The WILLA Award is named after the great American novelist Willa Cather, whose stories of women working out their lives in the American West began began captivating me in my twenties. Cather touched on themes and places that were dear to me—a musician’s quest in Song of the Lark, the sweeping red rock country in Death Comes for the Archbishop, a woman’s heart in O Pioneers! Her lyric, contemplative style gave me a place to rest. I couldn’t be more thrilled that Kissed by a Fox is recognized by a program that bears her name.
So what’s your favorite Willa Cather novel? And how old were you when you discovered it?
I have really enjoyed reading Willa Cather. I have read My Antonia and Death Comes to the Archbishop. I love her prose. I did not find out about her until the last couple of years. Congratulations on your success, you deserve it!
Thanks, Bob! Yes, us contemplative types seem to find Willa sooner or later. I had very few lit courses in college, so I think I found her on by accident in my twenties. I was a musician at the time, and the novel of the singer (Song of the Lark) grabbed me—not the outward journey of the singer so much as her inner journey. Would be interesting to read it again now, several decades later.
As much as I adore Cather’s novels, her short stories have also lodged in my heart. Impossible to choose a favorite. They’re like elbows and sinews and eyes, all necessary for the proper functioning of this adult who owes much gratitude to the breadth and humanity of Willa’s mind and heart and books. She’s been an inspiration for over two decades.
Your book IS literary nonfiction. Fantastic that the Women Writing the West judges gave you this award!
It takes a certain reader to find my novel witty. So glad you do!
Barb, thanks for dropping by! I haven’t read any of Cather’s short stories, but you inspire me to go find them. And yes, I find great wit in your novel and hope that it shows up again in your future writing. Congratulations again on Tributary getting recognized for its distinctive voice and its contribution to the literature of the West.
CONGRATULATIONS, Priscilla! So happy for you! A much-deserved award!

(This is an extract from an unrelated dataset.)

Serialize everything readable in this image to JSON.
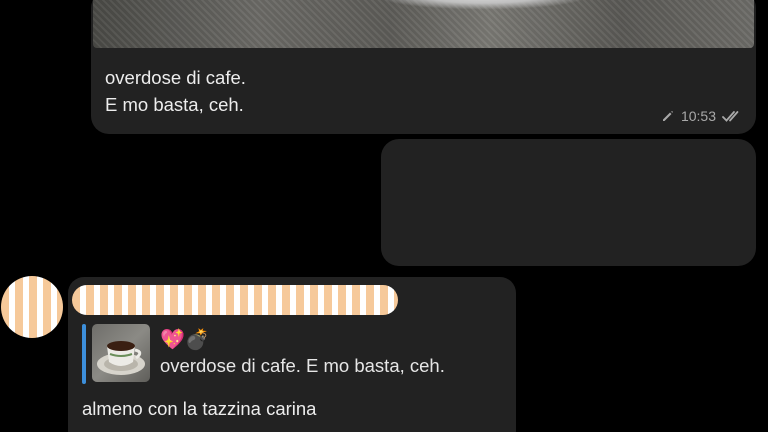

As for Willa Cather… My Antonia… in college… and here’s a quote from her book resonates in harmony with thoughts from Kissed by a Fox…

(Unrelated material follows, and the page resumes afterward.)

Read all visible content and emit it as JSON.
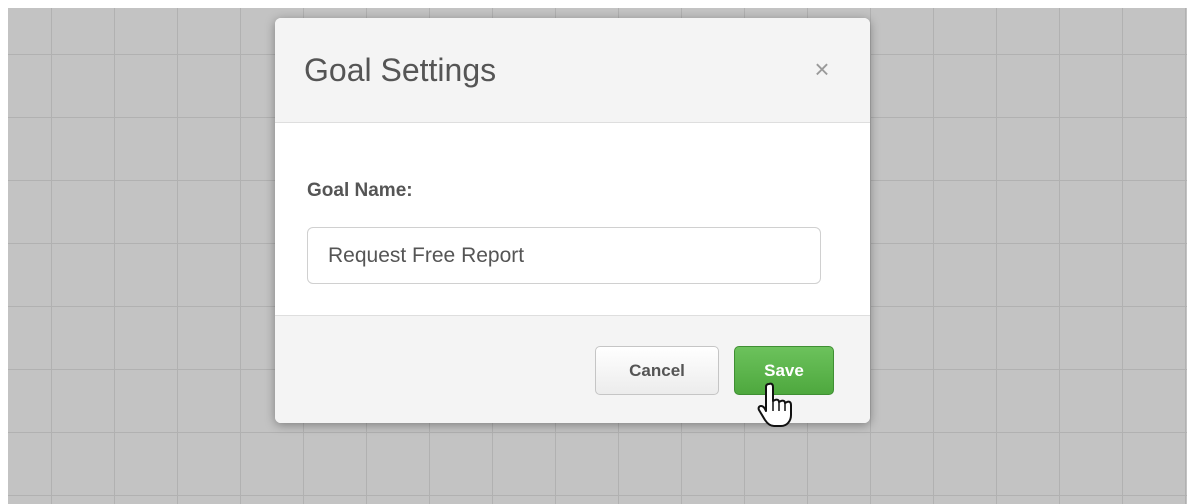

“I was something that lay under the sun and felt it, like the pumpkins, and I did not want to be anything more. I was entirely happy. Perhaps we feel like that when we die and become a part of something entire, whether it is sun and air, or goodness and knowledge. At any rate, that is happiness; to be dissolved into something complete and great. When it comes to one, it comes as naturally as sleep.”

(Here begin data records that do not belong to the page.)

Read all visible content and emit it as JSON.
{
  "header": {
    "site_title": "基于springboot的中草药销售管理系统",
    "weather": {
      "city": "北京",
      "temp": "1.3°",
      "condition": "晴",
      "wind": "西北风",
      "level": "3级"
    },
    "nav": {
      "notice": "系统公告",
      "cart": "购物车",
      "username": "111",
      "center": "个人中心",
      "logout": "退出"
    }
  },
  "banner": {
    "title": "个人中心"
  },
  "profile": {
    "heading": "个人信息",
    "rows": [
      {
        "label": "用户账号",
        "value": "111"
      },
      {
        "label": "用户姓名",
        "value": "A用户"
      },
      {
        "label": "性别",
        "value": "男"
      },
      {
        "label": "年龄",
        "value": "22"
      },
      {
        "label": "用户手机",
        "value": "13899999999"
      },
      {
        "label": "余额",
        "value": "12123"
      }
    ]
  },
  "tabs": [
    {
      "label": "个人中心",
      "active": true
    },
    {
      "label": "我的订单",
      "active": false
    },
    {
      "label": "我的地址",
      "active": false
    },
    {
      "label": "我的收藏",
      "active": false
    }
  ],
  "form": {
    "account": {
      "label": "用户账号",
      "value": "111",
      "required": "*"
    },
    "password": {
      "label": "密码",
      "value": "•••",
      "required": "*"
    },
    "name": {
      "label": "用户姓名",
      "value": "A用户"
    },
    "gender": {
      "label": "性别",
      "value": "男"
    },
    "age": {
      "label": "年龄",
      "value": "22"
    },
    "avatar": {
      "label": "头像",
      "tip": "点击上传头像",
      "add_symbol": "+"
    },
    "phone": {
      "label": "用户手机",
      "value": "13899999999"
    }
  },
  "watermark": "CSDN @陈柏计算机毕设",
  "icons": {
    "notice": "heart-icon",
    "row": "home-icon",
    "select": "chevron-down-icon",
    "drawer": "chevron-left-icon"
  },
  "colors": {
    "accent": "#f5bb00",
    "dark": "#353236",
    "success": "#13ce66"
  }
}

Oh, how beautiful! “To be dissolved into something complete and great . . . as naturally as sleep.” Ahhhhh! Such a beautiful experience, and such a perfect way of putting words to it. Willa rocks. Thanks, Craig, for sharing it. I can tell there’s a treat in store—going to read My Antonia.
My Antonia was my first of Willa Cather’s novels, but it was Song of the Lark which left the strongest and most bittersweet impression. It’s been over a decade, though I only discovered her in my mid forties here in Colorado. Song of the Lark broke my heart, but woke me up. I feel grateful to have found her work after living a spell here in dry Colorado, as earlier decades of my life in the lush Pacific NW–which I dearly love–cluttered my vision in some ways. Wide, open spaces and long, dry vistas beg the watercolor of my mind to go to work and relate more intimately to her setting.
What a beautiful image, Cheri, of watercolors next to Cather’s writing. A delicate wash in both color and words—perfect! (Are you writing yet??)